> [Exercise]: Copy every record that follows, word for word.

Data extracted from a collection
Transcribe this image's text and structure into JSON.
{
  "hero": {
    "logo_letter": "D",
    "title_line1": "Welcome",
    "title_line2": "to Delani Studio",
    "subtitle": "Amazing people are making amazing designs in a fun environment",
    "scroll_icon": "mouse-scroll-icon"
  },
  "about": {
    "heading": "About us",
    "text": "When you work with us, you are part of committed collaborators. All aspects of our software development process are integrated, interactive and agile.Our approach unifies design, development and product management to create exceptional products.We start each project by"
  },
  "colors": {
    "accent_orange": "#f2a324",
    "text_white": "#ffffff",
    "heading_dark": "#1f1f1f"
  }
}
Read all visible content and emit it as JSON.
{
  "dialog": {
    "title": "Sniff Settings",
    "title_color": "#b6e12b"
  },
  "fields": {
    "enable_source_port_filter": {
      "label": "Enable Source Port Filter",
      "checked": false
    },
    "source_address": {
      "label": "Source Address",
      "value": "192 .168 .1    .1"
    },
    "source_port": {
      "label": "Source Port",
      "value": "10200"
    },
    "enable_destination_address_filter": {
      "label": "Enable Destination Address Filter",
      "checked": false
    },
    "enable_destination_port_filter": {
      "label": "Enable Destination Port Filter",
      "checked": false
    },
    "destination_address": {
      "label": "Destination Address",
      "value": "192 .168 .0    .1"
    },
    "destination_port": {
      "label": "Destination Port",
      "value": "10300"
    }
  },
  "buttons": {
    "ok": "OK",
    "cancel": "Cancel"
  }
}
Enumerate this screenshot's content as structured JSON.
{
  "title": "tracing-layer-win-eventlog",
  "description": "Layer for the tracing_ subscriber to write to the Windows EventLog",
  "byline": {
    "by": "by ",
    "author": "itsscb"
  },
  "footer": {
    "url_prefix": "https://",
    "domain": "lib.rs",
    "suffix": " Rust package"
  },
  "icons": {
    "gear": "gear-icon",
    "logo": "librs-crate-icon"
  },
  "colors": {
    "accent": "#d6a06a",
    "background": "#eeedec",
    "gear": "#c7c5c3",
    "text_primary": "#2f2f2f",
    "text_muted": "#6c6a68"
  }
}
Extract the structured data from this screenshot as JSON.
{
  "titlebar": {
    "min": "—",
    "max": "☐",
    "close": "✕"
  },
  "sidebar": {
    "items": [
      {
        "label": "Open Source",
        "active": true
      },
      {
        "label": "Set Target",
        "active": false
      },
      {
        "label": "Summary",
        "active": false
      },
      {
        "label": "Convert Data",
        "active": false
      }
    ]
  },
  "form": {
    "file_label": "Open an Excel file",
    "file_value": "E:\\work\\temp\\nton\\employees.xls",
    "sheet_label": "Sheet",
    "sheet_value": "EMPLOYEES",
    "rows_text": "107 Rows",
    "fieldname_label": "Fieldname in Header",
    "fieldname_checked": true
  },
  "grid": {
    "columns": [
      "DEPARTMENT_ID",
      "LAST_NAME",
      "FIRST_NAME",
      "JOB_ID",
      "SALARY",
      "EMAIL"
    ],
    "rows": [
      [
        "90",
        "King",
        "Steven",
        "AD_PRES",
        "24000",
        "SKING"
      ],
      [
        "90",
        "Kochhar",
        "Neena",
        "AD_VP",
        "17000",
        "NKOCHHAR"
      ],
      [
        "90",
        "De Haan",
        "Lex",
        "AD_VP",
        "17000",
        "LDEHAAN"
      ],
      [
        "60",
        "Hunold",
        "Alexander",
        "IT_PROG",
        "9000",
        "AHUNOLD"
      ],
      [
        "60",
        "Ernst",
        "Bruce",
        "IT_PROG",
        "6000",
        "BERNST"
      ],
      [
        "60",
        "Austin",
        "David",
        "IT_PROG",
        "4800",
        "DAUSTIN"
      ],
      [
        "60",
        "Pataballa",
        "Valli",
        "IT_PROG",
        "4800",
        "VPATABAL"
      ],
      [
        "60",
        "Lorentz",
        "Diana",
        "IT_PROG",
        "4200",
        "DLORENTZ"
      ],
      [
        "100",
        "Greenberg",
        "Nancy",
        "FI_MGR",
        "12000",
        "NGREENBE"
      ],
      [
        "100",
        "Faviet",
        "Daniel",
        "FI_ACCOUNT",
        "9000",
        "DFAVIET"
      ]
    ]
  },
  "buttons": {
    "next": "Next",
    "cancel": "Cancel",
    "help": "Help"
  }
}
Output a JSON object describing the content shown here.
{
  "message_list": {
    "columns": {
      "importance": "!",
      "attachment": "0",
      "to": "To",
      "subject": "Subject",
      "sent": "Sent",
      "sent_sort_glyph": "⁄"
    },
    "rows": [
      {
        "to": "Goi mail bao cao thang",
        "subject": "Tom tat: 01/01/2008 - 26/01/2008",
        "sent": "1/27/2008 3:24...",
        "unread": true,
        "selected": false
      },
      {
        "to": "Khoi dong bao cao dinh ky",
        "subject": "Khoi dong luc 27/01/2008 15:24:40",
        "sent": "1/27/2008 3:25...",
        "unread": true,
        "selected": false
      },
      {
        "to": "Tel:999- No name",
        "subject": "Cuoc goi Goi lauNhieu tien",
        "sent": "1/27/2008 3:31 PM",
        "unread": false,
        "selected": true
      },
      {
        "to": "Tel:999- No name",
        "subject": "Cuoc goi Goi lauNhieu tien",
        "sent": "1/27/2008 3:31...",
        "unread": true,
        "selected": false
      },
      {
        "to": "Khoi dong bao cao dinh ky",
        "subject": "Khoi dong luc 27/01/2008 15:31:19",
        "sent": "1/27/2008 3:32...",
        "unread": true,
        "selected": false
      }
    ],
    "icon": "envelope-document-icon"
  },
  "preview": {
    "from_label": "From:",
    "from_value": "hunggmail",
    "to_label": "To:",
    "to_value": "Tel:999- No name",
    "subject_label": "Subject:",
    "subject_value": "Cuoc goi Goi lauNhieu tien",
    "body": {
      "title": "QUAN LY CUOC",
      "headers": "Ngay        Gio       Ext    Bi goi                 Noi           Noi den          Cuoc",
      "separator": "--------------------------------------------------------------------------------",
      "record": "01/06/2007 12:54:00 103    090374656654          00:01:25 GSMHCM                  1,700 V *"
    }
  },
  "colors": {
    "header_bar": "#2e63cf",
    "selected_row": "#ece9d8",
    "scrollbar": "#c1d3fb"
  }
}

> [Written solution]:
Transcribe this image's text and structure into JSON.
{
  "hero": {
    "logo_letter": "D",
    "title_line1": "Welcome",
    "title_line2": "to Delani Studio",
    "subtitle": "Amazing people are making amazing designs in a fun environment",
    "scroll_icon": "mouse-scroll-icon"
  },
  "about": {
    "heading": "About us",
    "text": "When you work with us, you are part of committed collaborators. All aspects of our software development process are integrated, interactive and agile.Our approach unifies design, development and product management to create exceptional products.We start each project by"
  },
  "colors": {
    "accent_orange": "#f2a324",
    "text_white": "#ffffff",
    "heading_dark": "#1f1f1f"
  }
}
Read all visible content and emit it as JSON.
{
  "dialog": {
    "title": "Sniff Settings",
    "title_color": "#b6e12b"
  },
  "fields": {
    "enable_source_port_filter": {
      "label": "Enable Source Port Filter",
      "checked": false
    },
    "source_address": {
      "label": "Source Address",
      "value": "192 .168 .1    .1"
    },
    "source_port": {
      "label": "Source Port",
      "value": "10200"
    },
    "enable_destination_address_filter": {
      "label": "Enable Destination Address Filter",
      "checked": false
    },
    "enable_destination_port_filter": {
      "label": "Enable Destination Port Filter",
      "checked": false
    },
    "destination_address": {
      "label": "Destination Address",
      "value": "192 .168 .0    .1"
    },
    "destination_port": {
      "label": "Destination Port",
      "value": "10300"
    }
  },
  "buttons": {
    "ok": "OK",
    "cancel": "Cancel"
  }
}
Enumerate this screenshot's content as structured JSON.
{
  "title": "tracing-layer-win-eventlog",
  "description": "Layer for the tracing_ subscriber to write to the Windows EventLog",
  "byline": {
    "by": "by ",
    "author": "itsscb"
  },
  "footer": {
    "url_prefix": "https://",
    "domain": "lib.rs",
    "suffix": " Rust package"
  },
  "icons": {
    "gear": "gear-icon",
    "logo": "librs-crate-icon"
  },
  "colors": {
    "accent": "#d6a06a",
    "background": "#eeedec",
    "gear": "#c7c5c3",
    "text_primary": "#2f2f2f",
    "text_muted": "#6c6a68"
  }
}
Extract the structured data from this screenshot as JSON.
{
  "titlebar": {
    "min": "—",
    "max": "☐",
    "close": "✕"
  },
  "sidebar": {
    "items": [
      {
        "label": "Open Source",
        "active": true
      },
      {
        "label": "Set Target",
        "active": false
      },
      {
        "label": "Summary",
        "active": false
      },
      {
        "label": "Convert Data",
        "active": false
      }
    ]
  },
  "form": {
    "file_label": "Open an Excel file",
    "file_value": "E:\\work\\temp\\nton\\employees.xls",
    "sheet_label": "Sheet",
    "sheet_value": "EMPLOYEES",
    "rows_text": "107 Rows",
    "fieldname_label": "Fieldname in Header",
    "fieldname_checked": true
  },
  "grid": {
    "columns": [
      "DEPARTMENT_ID",
      "LAST_NAME",
      "FIRST_NAME",
      "JOB_ID",
      "SALARY",
      "EMAIL"
    ],
    "rows": [
      [
        "90",
        "King",
        "Steven",
        "AD_PRES",
        "24000",
        "SKING"
      ],
      [
        "90",
        "Kochhar",
        "Neena",
        "AD_VP",
        "17000",
        "NKOCHHAR"
      ],
      [
        "90",
        "De Haan",
        "Lex",
        "AD_VP",
        "17000",
        "LDEHAAN"
      ],
      [
        "60",
        "Hunold",
        "Alexander",
        "IT_PROG",
        "9000",
        "AHUNOLD"
      ],
      [
        "60",
        "Ernst",
        "Bruce",
        "IT_PROG",
        "6000",
        "BERNST"
      ],
      [
        "60",
        "Austin",
        "David",
        "IT_PROG",
        "4800",
        "DAUSTIN"
      ],
      [
        "60",
        "Pataballa",
        "Valli",
        "IT_PROG",
        "4800",
        "VPATABAL"
      ],
      [
        "60",
        "Lorentz",
        "Diana",
        "IT_PROG",
        "4200",
        "DLORENTZ"
      ],
      [
        "100",
        "Greenberg",
        "Nancy",
        "FI_MGR",
        "12000",
        "NGREENBE"
      ],
      [
        "100",
        "Faviet",
        "Daniel",
        "FI_ACCOUNT",
        "9000",
        "DFAVIET"
      ]
    ]
  },
  "buttons": {
    "next": "Next",
    "cancel": "Cancel",
    "help": "Help"
  }
}
Output a JSON object describing the content shown here.
{
  "message_list": {
    "columns": {
      "importance": "!",
      "attachment": "0",
      "to": "To",
      "subject": "Subject",
      "sent": "Sent",
      "sent_sort_glyph": "⁄"
    },
    "rows": [
      {
        "to": "Goi mail bao cao thang",
        "subject": "Tom tat: 01/01/2008 - 26/01/2008",
        "sent": "1/27/2008 3:24...",
        "unread": true,
        "selected": false
      },
      {
        "to": "Khoi dong bao cao dinh ky",
        "subject": "Khoi dong luc 27/01/2008 15:24:40",
        "sent": "1/27/2008 3:25...",
        "unread": true,
        "selected": false
      },
      {
        "to": "Tel:999- No name",
        "subject": "Cuoc goi Goi lauNhieu tien",
        "sent": "1/27/2008 3:31 PM",
        "unread": false,
        "selected": true
      },
      {
        "to": "Tel:999- No name",
        "subject": "Cuoc goi Goi lauNhieu tien",
        "sent": "1/27/2008 3:31...",
        "unread": true,
        "selected": false
      },
      {
        "to": "Khoi dong bao cao dinh ky",
        "subject": "Khoi dong luc 27/01/2008 15:31:19",
        "sent": "1/27/2008 3:32...",
        "unread": true,
        "selected": false
      }
    ],
    "icon": "envelope-document-icon"
  },
  "preview": {
    "from_label": "From:",
    "from_value": "hunggmail",
    "to_label": "To:",
    "to_value": "Tel:999- No name",
    "subject_label": "Subject:",
    "subject_value": "Cuoc goi Goi lauNhieu tien",
    "body": {
      "title": "QUAN LY CUOC",
      "headers": "Ngay        Gio       Ext    Bi goi                 Noi           Noi den          Cuoc",
      "separator": "--------------------------------------------------------------------------------",
      "record": "01/06/2007 12:54:00 103    090374656654          00:01:25 GSMHCM                  1,700 V *"
    }
  },
  "colors": {
    "header_bar": "#2e63cf",
    "selected_row": "#ece9d8",
    "scrollbar": "#c1d3fb"
  }
}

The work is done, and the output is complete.